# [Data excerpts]
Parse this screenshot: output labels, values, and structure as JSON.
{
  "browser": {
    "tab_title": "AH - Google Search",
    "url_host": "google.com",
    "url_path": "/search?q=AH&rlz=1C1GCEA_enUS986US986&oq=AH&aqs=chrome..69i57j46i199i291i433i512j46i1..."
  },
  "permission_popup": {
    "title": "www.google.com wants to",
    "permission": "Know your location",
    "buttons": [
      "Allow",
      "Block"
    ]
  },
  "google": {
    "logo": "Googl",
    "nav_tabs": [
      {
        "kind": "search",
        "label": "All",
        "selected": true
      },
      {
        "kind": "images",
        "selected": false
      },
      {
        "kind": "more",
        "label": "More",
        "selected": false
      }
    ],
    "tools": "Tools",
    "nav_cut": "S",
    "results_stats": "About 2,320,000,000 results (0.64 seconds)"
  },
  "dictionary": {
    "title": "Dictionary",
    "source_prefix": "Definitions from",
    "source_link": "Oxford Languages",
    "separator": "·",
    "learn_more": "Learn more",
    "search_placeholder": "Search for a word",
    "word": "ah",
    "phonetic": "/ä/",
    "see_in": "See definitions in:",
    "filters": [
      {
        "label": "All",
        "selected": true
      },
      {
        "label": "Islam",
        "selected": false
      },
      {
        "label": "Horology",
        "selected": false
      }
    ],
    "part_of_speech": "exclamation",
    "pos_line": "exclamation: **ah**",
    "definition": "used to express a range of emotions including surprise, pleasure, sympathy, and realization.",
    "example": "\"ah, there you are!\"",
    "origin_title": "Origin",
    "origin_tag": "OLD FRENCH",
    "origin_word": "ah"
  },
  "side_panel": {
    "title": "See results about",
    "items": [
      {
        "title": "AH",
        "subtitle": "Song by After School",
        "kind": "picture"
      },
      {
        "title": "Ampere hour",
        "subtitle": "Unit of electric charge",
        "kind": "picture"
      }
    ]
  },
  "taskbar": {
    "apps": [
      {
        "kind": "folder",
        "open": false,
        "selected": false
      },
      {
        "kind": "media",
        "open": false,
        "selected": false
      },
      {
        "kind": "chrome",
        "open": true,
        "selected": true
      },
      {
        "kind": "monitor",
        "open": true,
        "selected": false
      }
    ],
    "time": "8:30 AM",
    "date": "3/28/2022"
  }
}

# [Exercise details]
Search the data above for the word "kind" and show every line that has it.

# [Written solution]
        "kind": "search",
        "kind": "images",
        "kind": "more",
        "kind": "picture"
        "kind": "picture"
        "kind": "folder",
        "kind": "media",
        "kind": "chrome",
        "kind": "monitor",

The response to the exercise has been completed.